--- START ---
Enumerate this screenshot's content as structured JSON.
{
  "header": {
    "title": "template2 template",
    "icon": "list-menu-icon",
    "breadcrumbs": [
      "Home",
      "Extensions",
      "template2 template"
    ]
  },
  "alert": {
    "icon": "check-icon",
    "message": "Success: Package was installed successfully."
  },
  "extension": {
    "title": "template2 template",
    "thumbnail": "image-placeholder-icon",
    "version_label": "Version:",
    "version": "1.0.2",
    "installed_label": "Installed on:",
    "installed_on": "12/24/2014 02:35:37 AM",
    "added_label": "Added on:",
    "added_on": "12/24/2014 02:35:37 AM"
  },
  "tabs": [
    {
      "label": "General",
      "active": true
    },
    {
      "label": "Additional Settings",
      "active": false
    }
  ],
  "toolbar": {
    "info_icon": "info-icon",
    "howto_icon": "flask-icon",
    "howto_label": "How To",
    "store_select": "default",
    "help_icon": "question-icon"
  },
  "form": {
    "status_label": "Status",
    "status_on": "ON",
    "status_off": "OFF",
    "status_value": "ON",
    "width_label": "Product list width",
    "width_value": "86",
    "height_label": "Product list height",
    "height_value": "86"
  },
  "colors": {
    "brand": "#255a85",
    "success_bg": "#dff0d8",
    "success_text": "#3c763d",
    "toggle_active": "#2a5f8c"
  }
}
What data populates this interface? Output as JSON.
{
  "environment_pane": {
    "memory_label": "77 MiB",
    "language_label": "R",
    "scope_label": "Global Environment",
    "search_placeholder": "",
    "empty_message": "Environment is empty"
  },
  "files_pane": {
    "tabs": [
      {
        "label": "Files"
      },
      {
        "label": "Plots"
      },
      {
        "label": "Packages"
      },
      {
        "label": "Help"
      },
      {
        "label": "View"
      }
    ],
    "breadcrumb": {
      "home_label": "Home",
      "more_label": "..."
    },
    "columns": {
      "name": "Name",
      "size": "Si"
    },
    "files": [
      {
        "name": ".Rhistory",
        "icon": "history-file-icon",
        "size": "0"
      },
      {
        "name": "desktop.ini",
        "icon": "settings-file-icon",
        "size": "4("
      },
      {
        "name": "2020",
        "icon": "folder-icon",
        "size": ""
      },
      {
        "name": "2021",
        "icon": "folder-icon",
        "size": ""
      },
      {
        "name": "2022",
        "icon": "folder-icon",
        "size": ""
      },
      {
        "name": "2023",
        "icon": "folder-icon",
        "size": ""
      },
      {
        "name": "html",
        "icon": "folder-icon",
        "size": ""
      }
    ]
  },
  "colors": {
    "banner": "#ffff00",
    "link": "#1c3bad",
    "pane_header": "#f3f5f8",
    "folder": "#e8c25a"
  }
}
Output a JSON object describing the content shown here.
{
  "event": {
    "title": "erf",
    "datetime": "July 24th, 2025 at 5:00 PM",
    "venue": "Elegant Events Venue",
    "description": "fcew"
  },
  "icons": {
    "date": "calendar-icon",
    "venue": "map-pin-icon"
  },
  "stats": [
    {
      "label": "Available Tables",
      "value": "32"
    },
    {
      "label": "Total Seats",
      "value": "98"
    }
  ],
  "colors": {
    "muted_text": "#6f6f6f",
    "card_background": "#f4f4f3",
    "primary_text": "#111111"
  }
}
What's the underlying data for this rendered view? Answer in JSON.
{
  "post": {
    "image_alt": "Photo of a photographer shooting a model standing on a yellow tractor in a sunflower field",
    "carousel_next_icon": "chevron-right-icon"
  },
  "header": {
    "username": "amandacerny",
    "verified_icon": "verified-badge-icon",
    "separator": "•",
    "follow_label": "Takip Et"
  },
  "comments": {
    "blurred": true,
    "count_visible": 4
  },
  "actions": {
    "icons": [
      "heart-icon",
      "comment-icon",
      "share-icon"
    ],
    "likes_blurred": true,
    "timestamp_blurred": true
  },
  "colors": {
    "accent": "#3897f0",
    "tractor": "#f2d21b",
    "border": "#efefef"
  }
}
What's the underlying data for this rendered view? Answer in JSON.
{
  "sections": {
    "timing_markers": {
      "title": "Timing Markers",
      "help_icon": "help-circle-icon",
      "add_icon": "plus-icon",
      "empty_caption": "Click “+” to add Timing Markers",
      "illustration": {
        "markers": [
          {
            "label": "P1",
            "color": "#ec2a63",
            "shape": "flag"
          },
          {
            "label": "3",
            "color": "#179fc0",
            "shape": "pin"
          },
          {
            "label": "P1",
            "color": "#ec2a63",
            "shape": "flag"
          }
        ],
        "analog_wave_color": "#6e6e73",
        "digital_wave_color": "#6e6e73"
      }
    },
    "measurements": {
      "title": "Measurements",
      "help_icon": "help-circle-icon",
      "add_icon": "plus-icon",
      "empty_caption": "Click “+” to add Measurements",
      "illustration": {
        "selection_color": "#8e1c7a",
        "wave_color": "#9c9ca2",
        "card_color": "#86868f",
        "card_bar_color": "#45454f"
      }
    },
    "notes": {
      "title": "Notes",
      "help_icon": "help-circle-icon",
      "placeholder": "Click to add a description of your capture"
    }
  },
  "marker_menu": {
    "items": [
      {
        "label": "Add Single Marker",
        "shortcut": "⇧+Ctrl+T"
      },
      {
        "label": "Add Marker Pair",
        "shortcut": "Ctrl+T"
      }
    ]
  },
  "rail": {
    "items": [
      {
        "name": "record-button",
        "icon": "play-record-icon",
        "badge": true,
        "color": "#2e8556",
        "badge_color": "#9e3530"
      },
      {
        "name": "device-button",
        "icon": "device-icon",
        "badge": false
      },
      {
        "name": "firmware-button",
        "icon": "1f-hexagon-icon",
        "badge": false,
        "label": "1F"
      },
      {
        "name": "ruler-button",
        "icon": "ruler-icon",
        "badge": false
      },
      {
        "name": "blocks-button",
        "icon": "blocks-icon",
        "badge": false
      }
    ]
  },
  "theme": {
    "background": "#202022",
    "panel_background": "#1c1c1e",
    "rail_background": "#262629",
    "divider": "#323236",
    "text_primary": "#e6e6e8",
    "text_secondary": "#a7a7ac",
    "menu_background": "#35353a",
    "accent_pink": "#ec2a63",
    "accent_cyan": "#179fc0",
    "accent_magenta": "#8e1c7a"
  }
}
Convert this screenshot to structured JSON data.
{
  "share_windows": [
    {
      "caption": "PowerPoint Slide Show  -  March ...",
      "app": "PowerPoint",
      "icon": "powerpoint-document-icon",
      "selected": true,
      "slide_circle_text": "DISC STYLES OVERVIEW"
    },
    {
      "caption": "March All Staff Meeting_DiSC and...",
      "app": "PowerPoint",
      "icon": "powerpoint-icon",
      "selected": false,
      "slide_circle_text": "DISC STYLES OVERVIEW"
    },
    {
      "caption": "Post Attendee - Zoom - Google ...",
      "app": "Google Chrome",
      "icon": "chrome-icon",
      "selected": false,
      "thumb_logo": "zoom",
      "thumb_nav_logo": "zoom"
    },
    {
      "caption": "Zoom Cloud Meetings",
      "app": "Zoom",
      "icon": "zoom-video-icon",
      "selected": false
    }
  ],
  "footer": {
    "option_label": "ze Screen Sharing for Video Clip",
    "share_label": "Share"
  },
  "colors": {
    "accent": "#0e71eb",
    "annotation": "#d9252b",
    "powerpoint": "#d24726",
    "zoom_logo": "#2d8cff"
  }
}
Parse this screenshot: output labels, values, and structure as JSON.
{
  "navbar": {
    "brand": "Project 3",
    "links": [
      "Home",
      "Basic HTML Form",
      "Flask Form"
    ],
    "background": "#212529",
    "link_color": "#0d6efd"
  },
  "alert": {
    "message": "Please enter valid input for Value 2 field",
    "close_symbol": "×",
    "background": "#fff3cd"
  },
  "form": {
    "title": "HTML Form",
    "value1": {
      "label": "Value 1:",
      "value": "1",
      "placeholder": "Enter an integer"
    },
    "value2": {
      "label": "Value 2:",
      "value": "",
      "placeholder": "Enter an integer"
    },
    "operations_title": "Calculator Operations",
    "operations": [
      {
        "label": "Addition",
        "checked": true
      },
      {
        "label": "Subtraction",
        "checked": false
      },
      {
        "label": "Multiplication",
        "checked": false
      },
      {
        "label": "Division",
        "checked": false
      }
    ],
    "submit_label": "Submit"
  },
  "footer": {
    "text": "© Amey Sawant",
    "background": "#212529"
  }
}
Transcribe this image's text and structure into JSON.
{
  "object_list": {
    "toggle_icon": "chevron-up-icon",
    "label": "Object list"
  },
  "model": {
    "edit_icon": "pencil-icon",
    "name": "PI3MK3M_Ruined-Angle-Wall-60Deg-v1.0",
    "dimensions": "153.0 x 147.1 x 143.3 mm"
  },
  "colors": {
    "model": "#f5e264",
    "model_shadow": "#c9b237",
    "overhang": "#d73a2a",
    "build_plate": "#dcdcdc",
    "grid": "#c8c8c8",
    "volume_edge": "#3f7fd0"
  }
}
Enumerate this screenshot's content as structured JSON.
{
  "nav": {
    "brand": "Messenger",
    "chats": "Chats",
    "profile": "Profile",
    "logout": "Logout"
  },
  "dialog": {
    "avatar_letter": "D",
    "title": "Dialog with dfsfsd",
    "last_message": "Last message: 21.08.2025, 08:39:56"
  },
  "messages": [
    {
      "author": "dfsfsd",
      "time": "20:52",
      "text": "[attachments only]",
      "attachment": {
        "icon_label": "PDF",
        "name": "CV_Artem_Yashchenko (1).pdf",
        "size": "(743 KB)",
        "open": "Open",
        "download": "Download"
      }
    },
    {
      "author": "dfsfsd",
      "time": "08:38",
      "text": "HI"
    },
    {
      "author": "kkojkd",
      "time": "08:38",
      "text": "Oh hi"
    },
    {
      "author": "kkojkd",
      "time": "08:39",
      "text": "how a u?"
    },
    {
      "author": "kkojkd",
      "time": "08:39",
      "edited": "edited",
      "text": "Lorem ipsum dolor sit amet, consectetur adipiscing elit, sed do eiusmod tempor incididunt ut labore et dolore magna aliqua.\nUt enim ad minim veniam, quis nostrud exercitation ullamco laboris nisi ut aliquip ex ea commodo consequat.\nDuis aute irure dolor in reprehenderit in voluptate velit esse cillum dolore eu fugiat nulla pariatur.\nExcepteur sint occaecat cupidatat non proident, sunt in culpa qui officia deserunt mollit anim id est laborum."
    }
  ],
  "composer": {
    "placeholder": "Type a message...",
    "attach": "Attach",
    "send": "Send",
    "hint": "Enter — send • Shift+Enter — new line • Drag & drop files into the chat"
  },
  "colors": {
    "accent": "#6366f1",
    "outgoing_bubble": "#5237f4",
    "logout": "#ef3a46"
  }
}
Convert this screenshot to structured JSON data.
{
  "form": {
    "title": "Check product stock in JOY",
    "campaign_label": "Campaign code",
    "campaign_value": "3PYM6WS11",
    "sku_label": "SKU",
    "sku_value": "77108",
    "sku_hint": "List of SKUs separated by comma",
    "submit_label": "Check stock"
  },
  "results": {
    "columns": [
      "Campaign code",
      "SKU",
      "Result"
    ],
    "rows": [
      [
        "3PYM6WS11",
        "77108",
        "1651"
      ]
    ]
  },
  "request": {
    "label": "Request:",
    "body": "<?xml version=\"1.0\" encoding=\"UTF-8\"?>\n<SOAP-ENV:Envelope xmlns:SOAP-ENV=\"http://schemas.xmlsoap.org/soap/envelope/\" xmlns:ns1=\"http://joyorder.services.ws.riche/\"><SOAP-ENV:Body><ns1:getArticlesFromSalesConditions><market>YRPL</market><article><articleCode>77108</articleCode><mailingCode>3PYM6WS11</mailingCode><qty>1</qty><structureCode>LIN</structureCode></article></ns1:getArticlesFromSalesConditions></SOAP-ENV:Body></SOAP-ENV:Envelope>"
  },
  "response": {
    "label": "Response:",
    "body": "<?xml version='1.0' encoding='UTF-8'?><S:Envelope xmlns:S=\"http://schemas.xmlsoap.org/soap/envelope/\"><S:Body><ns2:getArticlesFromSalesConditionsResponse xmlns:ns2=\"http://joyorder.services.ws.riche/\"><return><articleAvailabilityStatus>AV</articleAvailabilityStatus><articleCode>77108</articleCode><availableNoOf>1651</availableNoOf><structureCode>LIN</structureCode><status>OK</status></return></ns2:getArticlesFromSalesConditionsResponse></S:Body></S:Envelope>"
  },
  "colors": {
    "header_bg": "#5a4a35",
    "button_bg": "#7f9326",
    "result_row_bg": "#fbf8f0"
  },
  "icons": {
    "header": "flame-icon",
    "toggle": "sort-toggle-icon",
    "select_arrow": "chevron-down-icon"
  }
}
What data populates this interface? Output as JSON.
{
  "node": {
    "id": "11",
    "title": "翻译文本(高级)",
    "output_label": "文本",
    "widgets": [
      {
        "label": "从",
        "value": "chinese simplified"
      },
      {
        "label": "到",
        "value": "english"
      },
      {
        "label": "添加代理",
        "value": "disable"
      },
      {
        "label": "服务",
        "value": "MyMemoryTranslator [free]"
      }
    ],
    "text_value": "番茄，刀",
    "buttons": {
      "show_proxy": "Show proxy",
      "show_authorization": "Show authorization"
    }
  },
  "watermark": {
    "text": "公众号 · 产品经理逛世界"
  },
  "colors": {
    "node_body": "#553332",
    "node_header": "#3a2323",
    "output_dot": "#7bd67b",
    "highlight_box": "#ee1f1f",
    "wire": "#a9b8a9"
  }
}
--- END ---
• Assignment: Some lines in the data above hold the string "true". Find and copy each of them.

• Response box:
      "active": true
    "blurred": true,
    "likes_blurred": true,
    "timestamp_blurred": true
        "badge": true,
      "selected": true,
        "checked": true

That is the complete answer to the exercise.